A 2004 city law approved by Columbia voters treats such cases as low-level, municipal court offenses similar to traffic citations. Violators are typically given a summons to appear in court but not arrested.
The university police force follows more stringent state procedures for marijuana arrests — meaning Green-Beckham, linebacker Torey Boozer and wide receiver Levi Copelin were handcuffed and driven to the university police department after a patrol officer smelled pot in a white Lincoln Navigator sitting in a parking lot near Memorial Stadium shortly before midnight on Oct. 3. The students were released after providing fingerprints and mug shots.
Soon after the player arrests and criticism from student drug reform activists, campus Police Chief Jack Watring said he would review the procedures. Watring also said that he was unaware city officers didn’t arrest pot possession offenders, despite the law being in effect for eight years.
After consulting with municipal Judge Robert Aulgur, Watring said there are no plans to change campus police arrest procedures.
“We are not changing anything we do,” Watring said. “There is some criticism that we treated the athletes differently. That is absolutely not the case. We treated the athletes exactly the same way we treated all the others.”
Senior nursing student Alexis Lyle, president of the campus chapter of the National Organization for the Reform of Marijuana Laws, called the campus arrest policy a slap in the face to the Columbia voters who approved the 2004 ballot initiative.

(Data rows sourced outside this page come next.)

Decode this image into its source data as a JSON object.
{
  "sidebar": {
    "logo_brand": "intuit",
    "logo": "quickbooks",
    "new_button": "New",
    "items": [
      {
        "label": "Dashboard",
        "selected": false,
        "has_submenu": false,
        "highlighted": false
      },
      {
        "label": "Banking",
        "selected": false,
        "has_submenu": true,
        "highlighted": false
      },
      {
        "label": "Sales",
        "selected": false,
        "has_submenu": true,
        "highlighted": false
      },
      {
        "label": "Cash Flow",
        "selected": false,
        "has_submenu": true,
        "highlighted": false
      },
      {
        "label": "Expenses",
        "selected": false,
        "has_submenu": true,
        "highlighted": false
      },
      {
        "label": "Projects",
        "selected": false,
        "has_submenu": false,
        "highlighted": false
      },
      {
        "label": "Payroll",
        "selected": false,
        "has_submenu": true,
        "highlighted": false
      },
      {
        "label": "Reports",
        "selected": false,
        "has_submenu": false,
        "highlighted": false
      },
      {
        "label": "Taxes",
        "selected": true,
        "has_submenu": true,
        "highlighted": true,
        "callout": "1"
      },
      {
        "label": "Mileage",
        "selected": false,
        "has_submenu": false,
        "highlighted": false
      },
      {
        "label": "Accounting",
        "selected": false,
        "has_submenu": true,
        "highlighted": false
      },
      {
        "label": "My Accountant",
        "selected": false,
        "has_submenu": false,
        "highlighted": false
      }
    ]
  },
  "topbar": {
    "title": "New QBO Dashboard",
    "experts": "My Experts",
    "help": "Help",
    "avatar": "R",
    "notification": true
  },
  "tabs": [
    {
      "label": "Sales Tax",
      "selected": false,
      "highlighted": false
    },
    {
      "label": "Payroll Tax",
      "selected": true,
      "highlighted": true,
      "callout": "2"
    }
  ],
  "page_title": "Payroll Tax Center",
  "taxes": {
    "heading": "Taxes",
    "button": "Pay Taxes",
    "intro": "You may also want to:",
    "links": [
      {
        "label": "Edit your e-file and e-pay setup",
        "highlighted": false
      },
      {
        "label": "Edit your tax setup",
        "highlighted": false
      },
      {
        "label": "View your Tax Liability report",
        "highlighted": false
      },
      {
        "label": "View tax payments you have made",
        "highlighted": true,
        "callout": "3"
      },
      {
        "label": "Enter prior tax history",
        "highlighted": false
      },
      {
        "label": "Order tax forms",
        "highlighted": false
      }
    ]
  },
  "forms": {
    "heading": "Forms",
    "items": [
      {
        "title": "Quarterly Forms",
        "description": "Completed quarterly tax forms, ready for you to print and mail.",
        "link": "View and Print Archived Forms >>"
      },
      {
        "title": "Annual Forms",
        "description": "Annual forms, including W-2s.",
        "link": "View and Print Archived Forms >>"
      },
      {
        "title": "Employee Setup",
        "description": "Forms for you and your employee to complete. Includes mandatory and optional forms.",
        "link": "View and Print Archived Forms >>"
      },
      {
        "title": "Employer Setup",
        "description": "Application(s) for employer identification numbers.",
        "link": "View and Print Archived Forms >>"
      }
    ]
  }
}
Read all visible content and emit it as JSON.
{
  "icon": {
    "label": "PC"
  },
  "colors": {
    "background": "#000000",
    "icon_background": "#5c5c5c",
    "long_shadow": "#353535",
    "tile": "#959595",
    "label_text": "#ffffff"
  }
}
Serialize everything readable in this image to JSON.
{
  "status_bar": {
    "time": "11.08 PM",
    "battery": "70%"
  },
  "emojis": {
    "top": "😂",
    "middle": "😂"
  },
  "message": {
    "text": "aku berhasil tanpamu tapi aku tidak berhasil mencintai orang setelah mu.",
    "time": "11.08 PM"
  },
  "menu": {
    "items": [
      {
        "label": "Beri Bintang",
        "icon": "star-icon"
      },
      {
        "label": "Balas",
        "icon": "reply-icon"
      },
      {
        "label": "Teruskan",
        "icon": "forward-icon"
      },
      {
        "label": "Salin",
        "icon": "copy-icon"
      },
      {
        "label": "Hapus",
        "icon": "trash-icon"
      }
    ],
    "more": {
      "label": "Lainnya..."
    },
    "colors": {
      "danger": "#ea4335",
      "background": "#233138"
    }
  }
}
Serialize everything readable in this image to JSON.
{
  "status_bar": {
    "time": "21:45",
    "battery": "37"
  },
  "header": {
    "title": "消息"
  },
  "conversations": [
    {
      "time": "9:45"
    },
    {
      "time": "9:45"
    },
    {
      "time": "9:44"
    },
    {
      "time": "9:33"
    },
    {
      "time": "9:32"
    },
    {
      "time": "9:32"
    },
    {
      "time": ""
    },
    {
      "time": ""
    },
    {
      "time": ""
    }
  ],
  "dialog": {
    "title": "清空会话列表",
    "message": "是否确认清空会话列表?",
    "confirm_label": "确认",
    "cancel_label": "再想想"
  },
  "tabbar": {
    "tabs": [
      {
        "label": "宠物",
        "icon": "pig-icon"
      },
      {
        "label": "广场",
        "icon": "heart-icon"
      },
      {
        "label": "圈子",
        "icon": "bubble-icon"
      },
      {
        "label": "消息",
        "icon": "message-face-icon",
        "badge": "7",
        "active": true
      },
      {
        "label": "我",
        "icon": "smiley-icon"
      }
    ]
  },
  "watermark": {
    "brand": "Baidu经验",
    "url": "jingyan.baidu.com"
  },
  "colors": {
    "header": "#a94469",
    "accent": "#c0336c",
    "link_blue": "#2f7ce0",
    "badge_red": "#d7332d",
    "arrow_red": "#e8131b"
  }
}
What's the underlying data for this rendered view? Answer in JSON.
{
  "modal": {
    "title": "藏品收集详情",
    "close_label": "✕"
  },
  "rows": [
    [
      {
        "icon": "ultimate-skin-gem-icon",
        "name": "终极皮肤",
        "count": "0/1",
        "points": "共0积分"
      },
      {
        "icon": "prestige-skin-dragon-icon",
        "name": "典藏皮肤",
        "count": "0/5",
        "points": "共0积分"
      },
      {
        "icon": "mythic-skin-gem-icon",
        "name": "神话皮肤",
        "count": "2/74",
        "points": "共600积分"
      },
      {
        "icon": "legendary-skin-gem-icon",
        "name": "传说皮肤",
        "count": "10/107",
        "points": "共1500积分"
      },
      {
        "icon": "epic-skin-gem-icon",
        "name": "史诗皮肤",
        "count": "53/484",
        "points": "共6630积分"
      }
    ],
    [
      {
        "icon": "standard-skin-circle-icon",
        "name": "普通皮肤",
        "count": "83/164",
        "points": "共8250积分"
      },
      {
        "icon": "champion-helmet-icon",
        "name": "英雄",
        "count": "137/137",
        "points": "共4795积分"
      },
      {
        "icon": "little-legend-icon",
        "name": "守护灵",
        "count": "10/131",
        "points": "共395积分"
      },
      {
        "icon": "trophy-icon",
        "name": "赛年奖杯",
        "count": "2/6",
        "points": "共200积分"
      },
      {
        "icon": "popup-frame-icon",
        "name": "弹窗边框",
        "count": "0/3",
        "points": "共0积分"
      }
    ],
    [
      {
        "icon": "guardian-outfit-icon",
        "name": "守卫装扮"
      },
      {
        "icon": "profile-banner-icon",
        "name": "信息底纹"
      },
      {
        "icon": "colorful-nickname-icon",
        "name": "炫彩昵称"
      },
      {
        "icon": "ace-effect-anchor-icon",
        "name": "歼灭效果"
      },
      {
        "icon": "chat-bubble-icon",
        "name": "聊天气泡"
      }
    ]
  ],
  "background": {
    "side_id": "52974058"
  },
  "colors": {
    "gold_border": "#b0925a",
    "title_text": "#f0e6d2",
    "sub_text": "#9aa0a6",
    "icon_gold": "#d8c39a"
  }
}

“A lot of people who vote in Columbia, Missouri, are students,” she said.” It’s not like there’s a separate election for us.”
Lyle said the university’s stance fits into a pattern of government officials in Missouri disregarding citizens’ more lenient stances on marijuana. In the southwest Missouri city of Springfield, elected leaders in late September repealed a citizen-driven ordinance that lowered punishments for small amounts of marijuana — an ordinance modeled after Columbia’s statutes.
The council initially adopted the marijuana petition but made it clear they planned to overturn the change.
“It saddens me that judges and police chiefs and politicians would try to deny us these rights,” she said.
Watring also defended his earlier public comments about the city’s marijuana arrest procedures.
“We don’t have everyday contact with the Columbia Police Department,” he said. “They have their own policies and procedures.”
“When I said we weren’t aware of what they’re doing, there’s no reason for us to be aware of what they’re doing,” he added. “They do their thing, we do our thing.”
City residents found to have violated the more lax marijuana possession laws must still be booked after their trial, the chief said, calling the decision to immediately process marijuana suspects one that is partially about convenience.
“They do it after they go to court. We do it before we go to court,” he said, estimating that the campus police department makes two to three such arrests weekly when school is in session.
Once in city court, violators typically pay a fine of no more than $250 and receive community service in lieu of jail time. The conviction is dropped if the offender stays out of legal trouble for another year, though repeat offenders and those with felony convictions are exempt.